(MATERIAL PROVIDED begins)

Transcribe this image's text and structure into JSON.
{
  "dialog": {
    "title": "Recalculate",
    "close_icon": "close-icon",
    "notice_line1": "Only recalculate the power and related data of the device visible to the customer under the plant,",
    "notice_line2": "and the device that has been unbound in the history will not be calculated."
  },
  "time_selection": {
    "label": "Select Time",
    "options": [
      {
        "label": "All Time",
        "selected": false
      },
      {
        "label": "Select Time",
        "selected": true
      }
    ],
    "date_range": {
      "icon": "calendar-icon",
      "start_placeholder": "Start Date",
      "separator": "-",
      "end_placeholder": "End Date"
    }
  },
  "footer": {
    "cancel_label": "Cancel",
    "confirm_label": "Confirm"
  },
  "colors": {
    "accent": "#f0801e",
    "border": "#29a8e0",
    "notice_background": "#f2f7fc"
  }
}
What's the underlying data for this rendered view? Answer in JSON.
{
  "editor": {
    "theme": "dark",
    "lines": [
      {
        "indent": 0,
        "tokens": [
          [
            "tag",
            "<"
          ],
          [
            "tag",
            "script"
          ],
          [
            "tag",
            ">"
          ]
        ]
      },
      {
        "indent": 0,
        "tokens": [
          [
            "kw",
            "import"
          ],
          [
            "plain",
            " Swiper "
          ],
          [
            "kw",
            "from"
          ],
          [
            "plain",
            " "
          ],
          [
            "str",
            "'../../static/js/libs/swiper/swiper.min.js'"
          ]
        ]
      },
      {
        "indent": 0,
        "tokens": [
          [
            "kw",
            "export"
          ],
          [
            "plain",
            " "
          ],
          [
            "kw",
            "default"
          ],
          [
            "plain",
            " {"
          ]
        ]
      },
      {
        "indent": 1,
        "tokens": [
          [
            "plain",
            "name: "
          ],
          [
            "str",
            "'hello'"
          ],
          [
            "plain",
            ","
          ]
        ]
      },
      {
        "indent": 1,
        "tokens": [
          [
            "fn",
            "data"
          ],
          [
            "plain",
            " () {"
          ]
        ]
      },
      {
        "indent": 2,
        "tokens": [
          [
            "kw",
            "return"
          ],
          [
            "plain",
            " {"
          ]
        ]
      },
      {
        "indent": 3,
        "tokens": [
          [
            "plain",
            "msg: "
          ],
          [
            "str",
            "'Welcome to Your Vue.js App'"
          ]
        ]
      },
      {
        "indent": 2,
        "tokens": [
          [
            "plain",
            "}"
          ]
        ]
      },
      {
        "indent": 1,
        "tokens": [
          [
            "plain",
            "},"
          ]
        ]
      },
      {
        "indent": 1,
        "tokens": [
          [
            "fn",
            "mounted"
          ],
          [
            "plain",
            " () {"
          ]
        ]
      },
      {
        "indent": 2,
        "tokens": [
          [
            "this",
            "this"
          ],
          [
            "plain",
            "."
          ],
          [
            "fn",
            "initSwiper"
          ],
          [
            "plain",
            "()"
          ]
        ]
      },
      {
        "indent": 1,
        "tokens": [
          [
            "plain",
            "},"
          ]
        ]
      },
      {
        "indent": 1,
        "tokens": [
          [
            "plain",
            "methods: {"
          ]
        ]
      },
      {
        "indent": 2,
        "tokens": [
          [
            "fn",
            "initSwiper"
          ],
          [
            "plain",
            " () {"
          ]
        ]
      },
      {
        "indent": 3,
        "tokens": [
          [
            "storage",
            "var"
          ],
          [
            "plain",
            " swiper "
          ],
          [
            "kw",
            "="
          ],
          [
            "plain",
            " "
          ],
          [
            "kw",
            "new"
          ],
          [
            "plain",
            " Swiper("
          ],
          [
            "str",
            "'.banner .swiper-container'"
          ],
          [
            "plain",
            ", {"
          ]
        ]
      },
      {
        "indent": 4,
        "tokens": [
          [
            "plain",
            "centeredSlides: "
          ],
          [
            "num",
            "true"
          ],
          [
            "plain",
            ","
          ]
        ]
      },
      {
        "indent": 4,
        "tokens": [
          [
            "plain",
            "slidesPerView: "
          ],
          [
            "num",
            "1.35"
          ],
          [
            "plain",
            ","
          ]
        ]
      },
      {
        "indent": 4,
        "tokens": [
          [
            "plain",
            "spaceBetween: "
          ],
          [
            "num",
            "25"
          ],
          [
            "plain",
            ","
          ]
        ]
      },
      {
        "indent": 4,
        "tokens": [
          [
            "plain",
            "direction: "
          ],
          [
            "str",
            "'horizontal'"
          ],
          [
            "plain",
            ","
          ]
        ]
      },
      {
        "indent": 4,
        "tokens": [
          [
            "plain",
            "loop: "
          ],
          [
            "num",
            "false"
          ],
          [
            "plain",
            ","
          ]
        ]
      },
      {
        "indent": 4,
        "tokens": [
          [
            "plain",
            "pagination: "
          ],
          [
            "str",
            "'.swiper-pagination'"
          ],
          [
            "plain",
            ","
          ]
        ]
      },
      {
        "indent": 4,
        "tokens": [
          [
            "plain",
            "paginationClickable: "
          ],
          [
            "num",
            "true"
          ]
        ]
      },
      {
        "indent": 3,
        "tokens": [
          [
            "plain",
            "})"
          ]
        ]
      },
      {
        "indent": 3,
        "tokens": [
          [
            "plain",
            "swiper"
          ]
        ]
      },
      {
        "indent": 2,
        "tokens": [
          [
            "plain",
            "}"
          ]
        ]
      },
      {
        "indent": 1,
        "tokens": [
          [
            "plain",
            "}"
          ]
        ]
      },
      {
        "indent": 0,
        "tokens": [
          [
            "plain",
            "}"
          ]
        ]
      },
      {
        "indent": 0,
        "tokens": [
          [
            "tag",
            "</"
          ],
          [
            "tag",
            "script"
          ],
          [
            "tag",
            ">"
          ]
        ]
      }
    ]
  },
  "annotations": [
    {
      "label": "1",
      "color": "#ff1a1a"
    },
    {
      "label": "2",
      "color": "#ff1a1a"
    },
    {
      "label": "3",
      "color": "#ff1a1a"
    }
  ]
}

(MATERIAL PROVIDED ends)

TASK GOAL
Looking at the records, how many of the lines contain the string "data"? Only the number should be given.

WRITTEN REPLY
3